Just days after World Toilet Day, the officials surveyed villages in Kampong Speu province to assess barriers to toilet installation.
“[Villagers] claimed that they prefer open defecation behind their house, in the wild or in the rice fields.… It is difficult to change their minds,” Chhorn Chhoeurn, a deputy at the department of rural health care, said.
Cambodia has the lowest toilet coverage in East Asia, according to UNICEF, with the official census showing that only 23 per cent of rural households have access to a latrine.

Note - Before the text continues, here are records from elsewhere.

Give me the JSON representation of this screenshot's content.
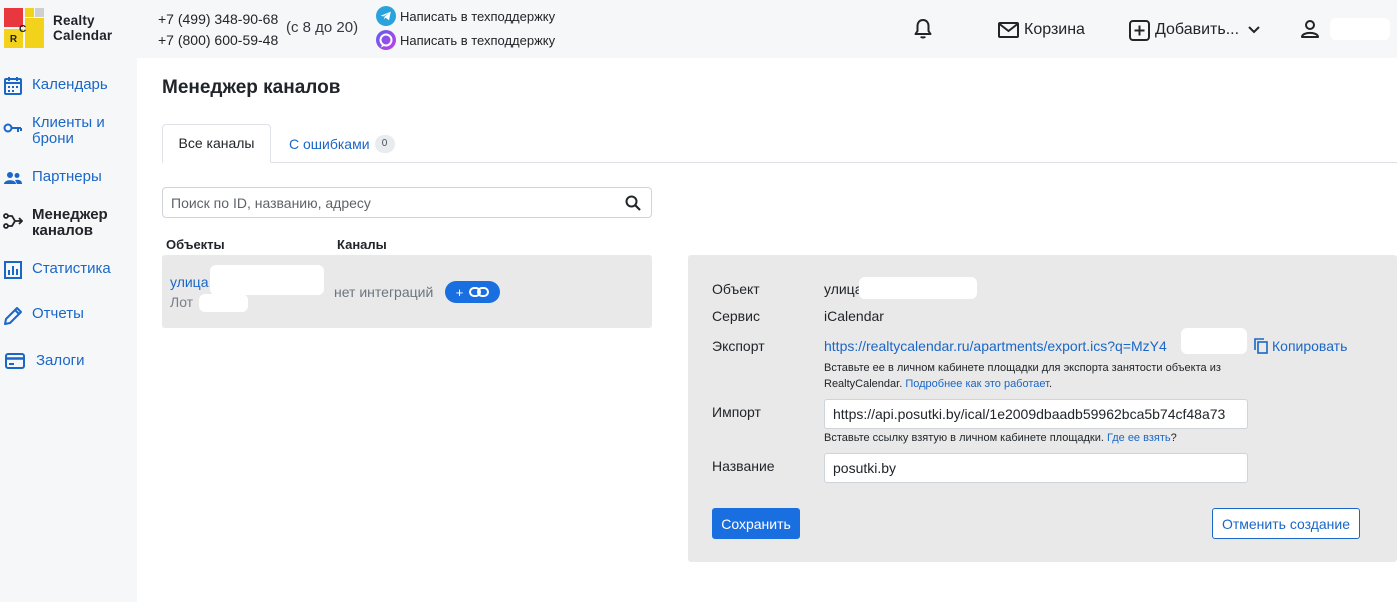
{
  "brand": {
    "name_line1": "Realty",
    "name_line2": "Calendar",
    "logo_letters": [
      "C",
      "R"
    ]
  },
  "header": {
    "phone1": "+7 (499) 348-90-68",
    "phone2": "+7 (800) 600-59-48",
    "hours": "(с 8 до 20)",
    "support_telegram": "Написать в техподдержку",
    "support_viber": "Написать в техподдержку",
    "cart_label": "Корзина",
    "add_label": "Добавить..."
  },
  "sidebar": {
    "items": [
      {
        "label": "Календарь",
        "icon": "calendar-icon"
      },
      {
        "label": "Клиенты и брони",
        "icon": "key-icon"
      },
      {
        "label": "Партнеры",
        "icon": "users-icon"
      },
      {
        "label": "Менеджер каналов",
        "icon": "channels-icon",
        "active": true
      },
      {
        "label": "Статистика",
        "icon": "chart-icon"
      },
      {
        "label": "Отчеты",
        "icon": "pencil-icon"
      },
      {
        "label": "Залоги",
        "icon": "card-icon"
      }
    ]
  },
  "main": {
    "title": "Менеджер каналов",
    "tabs": [
      {
        "label": "Все каналы",
        "active": true
      },
      {
        "label": "С ошибками",
        "badge": "0"
      }
    ],
    "search_placeholder": "Поиск по ID, названию, адресу",
    "col_objects": "Объекты",
    "col_channels": "Каналы",
    "object": {
      "name": "улица",
      "lot": "Лот",
      "no_integrations": "нет интеграций",
      "link_button_plus": "+"
    }
  },
  "form": {
    "object_label": "Объект",
    "object_value": "улица",
    "service_label": "Сервис",
    "service_value": "iCalendar",
    "export_label": "Экспорт",
    "export_url": "https://realtycalendar.ru/apartments/export.ics?q=MzY4",
    "copy_label": "Копировать",
    "export_help": "Вставьте ее в личном кабинете площадки для экспорта занятости объекта из RealtyCalendar.",
    "export_help_link": "Подробнее как это работает",
    "import_label": "Импорт",
    "import_value": "https://api.posutki.by/ical/1e2009dbaadb59962bca5b74cf48a73",
    "import_help": "Вставьте ссылку взятую в личном кабинете площадки.",
    "import_help_link": "Где ее взять",
    "name_label": "Название",
    "name_value": "posutki.by",
    "save_label": "Сохранить",
    "cancel_label": "Отменить создание"
  },
  "colors": {
    "accent": "#1a6fe0",
    "link": "#1a67c7",
    "panel": "#e9e9e9",
    "sidebar": "#f6f7f9"
  }
}
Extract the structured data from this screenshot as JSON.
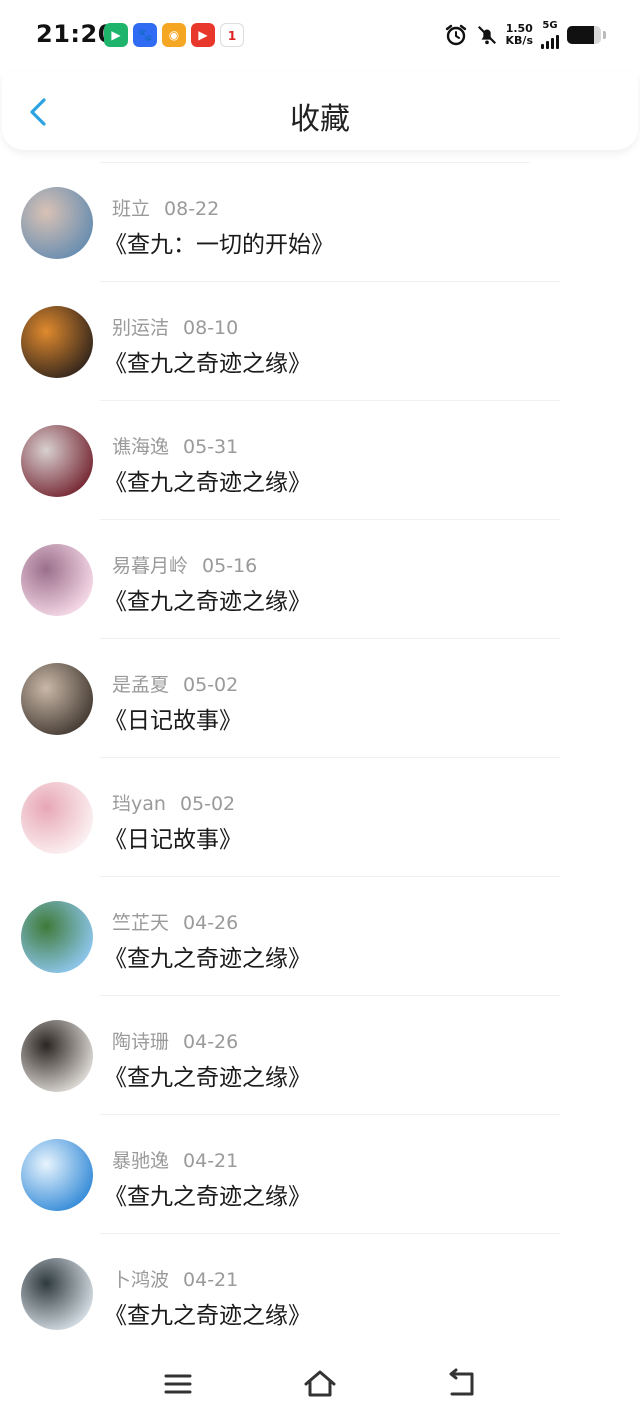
{
  "status_bar": {
    "time": "21:20",
    "net_speed_value": "1.50",
    "net_speed_unit": "KB/s",
    "network_type": "5G",
    "battery_level": 0.8,
    "app_icons": [
      {
        "name": "tencent-video-icon",
        "color": "#1fb46c",
        "glyph": "▶"
      },
      {
        "name": "baidu-icon",
        "color": "#2f6cf3",
        "glyph": "🐾"
      },
      {
        "name": "weibo-icon",
        "color": "#f5a623",
        "glyph": "◉"
      },
      {
        "name": "video-app-icon",
        "color": "#e8372b",
        "glyph": "▶"
      },
      {
        "name": "calendar-icon",
        "color": "#ffffff",
        "glyph": "1"
      }
    ]
  },
  "header": {
    "title": "收藏"
  },
  "items": [
    {
      "user": "班立",
      "date": "08-22",
      "title": "《查九：一切的开始》",
      "avatar_colors": [
        "#6c8fb0",
        "#d9c2b5"
      ]
    },
    {
      "user": "别运洁",
      "date": "08-10",
      "title": "《查九之奇迹之缘》",
      "avatar_colors": [
        "#3b2a1d",
        "#e08a2e"
      ]
    },
    {
      "user": "谯海逸",
      "date": "05-31",
      "title": "《查九之奇迹之缘》",
      "avatar_colors": [
        "#7a2f3a",
        "#d8d0d0"
      ]
    },
    {
      "user": "易暮月岭",
      "date": "05-16",
      "title": "《查九之奇迹之缘》",
      "avatar_colors": [
        "#f3d6e4",
        "#9b6f8c"
      ]
    },
    {
      "user": "是孟夏",
      "date": "05-02",
      "title": "《日记故事》",
      "avatar_colors": [
        "#4a4038",
        "#c9b8a8"
      ]
    },
    {
      "user": "珰yan",
      "date": "05-02",
      "title": "《日记故事》",
      "avatar_colors": [
        "#fbeff1",
        "#e7a7b5"
      ]
    },
    {
      "user": "竺芷天",
      "date": "04-26",
      "title": "《查九之奇迹之缘》",
      "avatar_colors": [
        "#8cc4e8",
        "#3f7b3a"
      ]
    },
    {
      "user": "陶诗珊",
      "date": "04-26",
      "title": "《查九之奇迹之缘》",
      "avatar_colors": [
        "#d8d4d0",
        "#2b2623"
      ]
    },
    {
      "user": "暴驰逸",
      "date": "04-21",
      "title": "《查九之奇迹之缘》",
      "avatar_colors": [
        "#3c8fd9",
        "#e8f4fd"
      ]
    },
    {
      "user": "卜鸿波",
      "date": "04-21",
      "title": "《查九之奇迹之缘》",
      "avatar_colors": [
        "#cfd8de",
        "#2f3a3f"
      ]
    }
  ],
  "nav_bar": {
    "buttons": [
      "menu-icon",
      "home-icon",
      "back-icon"
    ]
  }
}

The cheapest latrines cost about $25 each, a large chunk of many rural households’ income. Yet latrines provide long-term savings: According to the World Bank, a rural Cambodian family loses nearly $70 annually because of diseases related to poor sanitation and hygiene.
“Essentially, [defecating] outside means eating it; it gets into the water and the food,” Cordell Jacks, co-director of International Development Enterprises’ (IDE) sanitation marketing program, said. “Diarrheal diseases … kill more children than malaria, measles and AIDS combined.”
IDE and other NGOs have partnered with Vision Fund to provide rural families with microfinance loans to offset the cost of installing toilets. The program has seen sanitation access rapidly increase.
“It’s starting to be more of a societal norm to have a latrine,” Jacks said.
To further Cambodia’s 2015 goal to halve the percentage of the population lacking access to sanitation, the Ministry of Rural Development plans to start educational programs in schools and pagodas next year.
“We do not demand they build modern latrines or spend much money, but only buy the cheapest dry latrine,” said Chhoeurn.